- 19-seat Dornier 228 twin-engine aircraft takes to the sky in testbed configuration for first flight as part of the HyFlyer II project.
- Milestone moves ZeroAvia forward on the way to meeting target of commercial flights using only hydrogen fuel cell power by 2025, and scaling the engine technology to larger airframes.
- Marks a significant step in addressing aviation’s climate change impact and a major innovation success for the UK Government’s Jet Zero Strategy.
The twin-engine aircraft was retrofitted to incorporate ZeroAvia’s hydrogen-electric engine on its left wing, which then operated alongside a single Honeywell TPE-331 stock engine on the right. In this testing configuration, the hydrogen-electric powertrain comprises two fuel cell stacks, with lithium-ion battery packs providing peak power support during take-off and adding additional redundancy for safe testing. In this testbed configuration, hydrogen tanks and fuel cell power generation systems were housed inside the cabin. In a commercial configuration, external storage would be used and the seats restored.
All systems performed as expected. This is the largest ZeroAvia engine tested to date, and places the company on the direct path to a certifiable configuration to be finalized and submitted for certification in 2023, with this programme also serving as key to unlocking speedy technology development for larger aircraft. ZeroAvia’s 2-5 MW powertrain programme, already underway, will scale the clean engine technology for up to 90-seat aircraft, with further expansion into narrowbody aircraft demonstrators over the next decade.

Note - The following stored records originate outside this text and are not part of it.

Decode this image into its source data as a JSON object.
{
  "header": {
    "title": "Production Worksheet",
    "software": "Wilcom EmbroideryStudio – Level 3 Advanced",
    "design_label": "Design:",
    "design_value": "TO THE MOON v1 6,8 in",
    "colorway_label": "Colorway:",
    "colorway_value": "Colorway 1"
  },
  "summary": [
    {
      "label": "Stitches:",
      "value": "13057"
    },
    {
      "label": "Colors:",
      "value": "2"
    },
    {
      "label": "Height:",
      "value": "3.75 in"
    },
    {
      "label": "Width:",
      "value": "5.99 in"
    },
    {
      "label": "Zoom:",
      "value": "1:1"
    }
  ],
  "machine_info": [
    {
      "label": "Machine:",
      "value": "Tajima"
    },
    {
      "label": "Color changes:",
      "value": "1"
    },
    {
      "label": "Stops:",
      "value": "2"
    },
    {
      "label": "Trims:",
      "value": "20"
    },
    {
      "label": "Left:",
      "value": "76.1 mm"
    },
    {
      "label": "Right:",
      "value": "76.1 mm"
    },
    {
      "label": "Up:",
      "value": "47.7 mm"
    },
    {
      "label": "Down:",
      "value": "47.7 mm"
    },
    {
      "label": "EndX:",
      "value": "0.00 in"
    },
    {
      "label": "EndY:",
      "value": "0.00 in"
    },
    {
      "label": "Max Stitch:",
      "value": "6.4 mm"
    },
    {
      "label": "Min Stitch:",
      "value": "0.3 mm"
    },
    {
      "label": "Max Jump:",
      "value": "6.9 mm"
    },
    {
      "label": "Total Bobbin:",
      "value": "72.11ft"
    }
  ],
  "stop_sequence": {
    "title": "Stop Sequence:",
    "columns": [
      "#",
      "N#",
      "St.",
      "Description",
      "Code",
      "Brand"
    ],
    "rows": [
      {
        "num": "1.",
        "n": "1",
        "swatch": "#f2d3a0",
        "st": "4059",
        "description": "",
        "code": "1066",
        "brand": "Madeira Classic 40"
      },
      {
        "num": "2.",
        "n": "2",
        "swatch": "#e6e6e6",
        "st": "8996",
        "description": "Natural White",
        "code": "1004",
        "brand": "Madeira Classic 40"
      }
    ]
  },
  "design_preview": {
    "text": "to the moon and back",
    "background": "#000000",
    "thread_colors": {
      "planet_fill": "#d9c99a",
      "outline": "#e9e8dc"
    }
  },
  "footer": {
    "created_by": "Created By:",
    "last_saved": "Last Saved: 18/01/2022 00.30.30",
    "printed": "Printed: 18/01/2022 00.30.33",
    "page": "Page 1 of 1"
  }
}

Of note, this flight test campaign is being conducted under a full Part 21 flight permit with the UK CAA, which is a much more stringent set of requirements compared to the E-Conditions framework ZeroAvia used for its 6-seat prototype test flights in the prior years. This signifies the maturity of the company’s processes and design approaches and its readiness to proceed towards full commercial certification of its powerplants.
ZeroAvia will now work towards its certifiable configuration in order to deliver commercial routes using the technology by 2025. The Dornier 228 will conduct a series of test flights from Kemble and later demonstration flights from other airports. Almost exactly two years ago, ZeroAvia conducted the first of more than 30 flights of a six-seat Piper Malibu aircraft using a 250kW hydrogen-electric powertrain.
Author: Bryan Groenendaa
About the HyFlyer II Project
The HyFlyer II project will see ZeroAvia develop a certifiable hydrogen-electric powertrain that can power airframes carrying up to 19 passengers. To do this, it will collaborate with two partners, the European Marine Energy Centre and Aeristech. The HyFlyer II project will conclude with another world’s first hydrogen-electric flight by ZeroAvia in a 19-seat aircraft, with a 300 nautical mile flight in 2023. The HyFlyer II project is part-funded by the UK Government’s Aerospace Technology Institute’s (ATI) programme, supported by the Department for Business, Energy and Industrial Strategy and Innovate UK.